Flinders Street, Yarra River, Melbourne Downtown Waterfront

After changing to a different train from Southern Cross station, I got off at Flinders Street station. Flinders Street is an iconic, historic station which happens to be the busiest railway station in Australia. Its dome-shaped arched entrance with tower and clock give it a distinctive look and it is one of the city's most recognisable landmarks. The full station stretches two whole city blocks in the heart of Melbourne downtown.

A few steps from Flinders Street station is downtown waterfront along the Yarra river and there are tons of restaurants, including open-air restaurants and floating restaurants on the river. There is a cute, white pedestrian bridge called Even Walker bridge, which adds a different charm to the downtown waterfront part under the shadow of the skyscrapers.

Melbourne Travel Blog: Part 3

Australia Travel Blog: Melbourne Highlights & Impressions

Melbourne Travel Blog: Part 1

At the MEL Airport

I expected to meet live immigration officers at the Melbourne Airport Tullamarine Airport (MEL). But all the necessary immigration formalities were done by a SmartGates automated machine. I obtained my Australian Electronic Travel Authority or ETA online months before my trip, which is just an electronic visa for Canadians.

At one point when I was walking, a police dog came to my luggage and started sniffing. I stopped and let him sniff, but he lost interest right away and moved onto sniffing someone else.

The whole airport process went so fast and smooth that I thought I missed something. So I asked the standing immigration officer near the exit gate if there was something else. He pointed me to the exit gate and I was relieved.

First Hour in Melbourne

Once I found my relatives at the airport, we headed for the parking lot. The first thing I noticed was that it was not as warm as I was expecting. I was coming from Singapore, so expected hot and humid weather. But it was rather cool and even a light jacket would be appropriate.

If you are a world traveler, you know the feeling the first few hours in a new country. I was trying to notice everything surrounding me to my heart’s content.

Vehicles operate on the left side of the road and drivers sit on the right side, which is opposite than North America. Road and highway signs and markings look noticeably different than Canada as well.

Destination Wyndham Vale

We were heading towards Wyndham Vale, which is a suburb of Melbourne with 25,000 population. It took about 35 to 40 minutes to reach. Wyndham Vale reminded me of suburbs of Toronto like Ajax or Markham.

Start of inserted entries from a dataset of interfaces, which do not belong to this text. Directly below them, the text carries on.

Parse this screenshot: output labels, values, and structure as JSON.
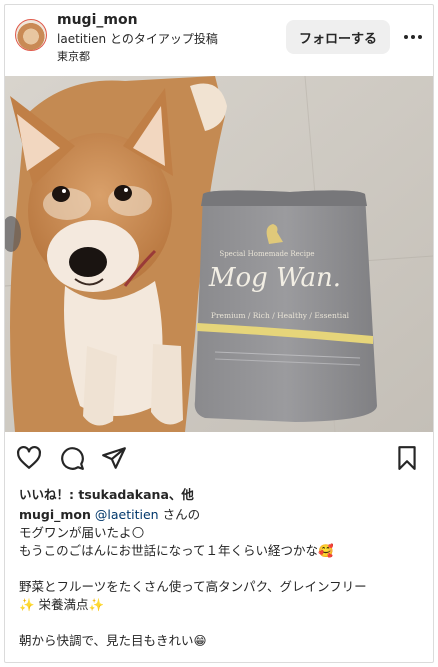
{
  "header": {
    "username": "mugi_mon",
    "sponsor_text": "laetitien とのタイアップ投稿",
    "location": "東京都",
    "follow_label": "フォローする",
    "more_icon": "more-horizontal-icon"
  },
  "photo": {
    "package": {
      "tagline": "Special Homemade Recipe",
      "brand": "Mog Wan.",
      "features": "Premium / Rich / Healthy / Essential"
    }
  },
  "actions": {
    "icons": [
      "heart-icon",
      "comment-icon",
      "share-icon",
      "bookmark-icon"
    ]
  },
  "likes_text": "いいね！: tsukadakana、他",
  "caption": {
    "username": "mugi_mon",
    "mention": "@laetitien",
    "mention_suffix": " さんの",
    "lines": [
      "モグワンが届いたよ🌕",
      "もうこのごはんにお世話になって１年くらい経つかな🥰",
      "野菜とフルーツをたくさん使って高タンパク、グレインフリー",
      "✨ 栄養満点✨",
      "朝から快調で、見た目もきれい😁"
    ]
  },
  "colors": {
    "text": "#262626",
    "mention": "#00376b",
    "follow_bg": "#efefef",
    "border": "#dbdbdb"
  }
}
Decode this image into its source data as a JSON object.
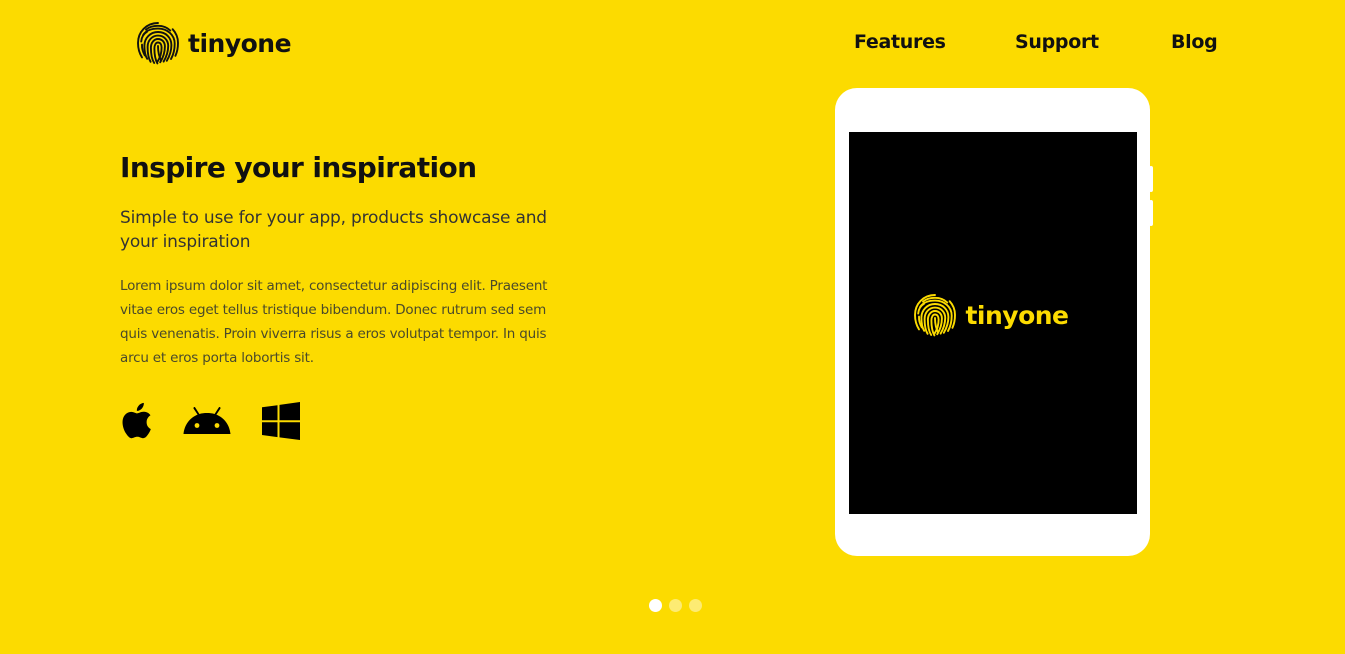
{
  "brand": {
    "name": "tinyone",
    "icon": "fingerprint-icon"
  },
  "nav": {
    "items": [
      {
        "label": "Features"
      },
      {
        "label": "Support"
      },
      {
        "label": "Blog"
      }
    ]
  },
  "hero": {
    "title": "Inspire your inspiration",
    "subtitle": "Simple to use for your app, products showcase and your inspiration",
    "body": "Lorem ipsum dolor sit amet, consectetur adipiscing elit. Praesent vitae eros eget tellus tristique bibendum. Donec rutrum sed sem quis venenatis. Proin viverra risus a eros volutpat tempor. In quis arcu et eros porta lobortis sit.",
    "platforms": [
      "apple-icon",
      "android-icon",
      "windows-icon"
    ]
  },
  "device": {
    "screen_brand": "tinyone"
  },
  "carousel": {
    "slide_count": 3,
    "active_index": 0
  },
  "colors": {
    "background": "#fcdb00",
    "text": "#111111",
    "screen": "#000000",
    "device": "#ffffff"
  }
}
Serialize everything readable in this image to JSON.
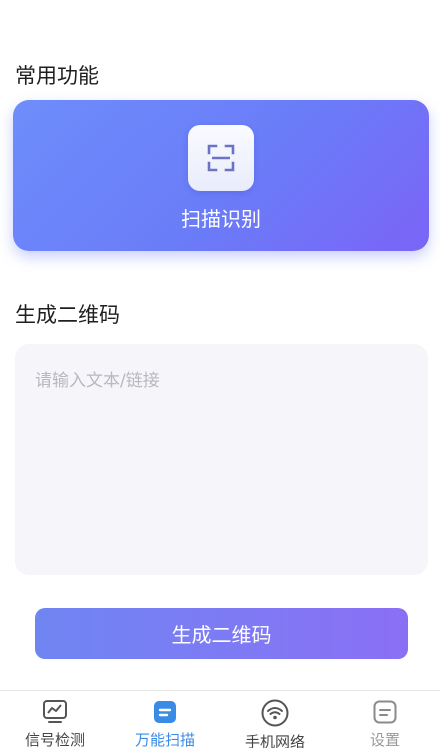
{
  "sections": {
    "common_title": "常用功能",
    "qr_title": "生成二维码"
  },
  "scan_card": {
    "label": "扫描识别",
    "icon": "scan-frame-icon"
  },
  "qr_form": {
    "placeholder": "请输入文本/链接",
    "value": "",
    "button_label": "生成二维码"
  },
  "tabbar": {
    "tabs": [
      {
        "label": "信号检测",
        "icon": "chart-monitor-icon",
        "state": "normal"
      },
      {
        "label": "万能扫描",
        "icon": "scan-doc-icon",
        "state": "active"
      },
      {
        "label": "手机网络",
        "icon": "wifi-icon",
        "state": "normal"
      },
      {
        "label": "设置",
        "icon": "settings-doc-icon",
        "state": "muted"
      }
    ],
    "active_color": "#3a8be6"
  },
  "colors": {
    "accent_start": "#6e8dfb",
    "accent_end": "#8a6ff5"
  }
}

The first thing I noticed was that average houses are smaller than Canada and tress or plants are different too due to the hot weather. I noticed lots of birds and crows and their chirping was loud.

Melbourne Travel Blog: Part 2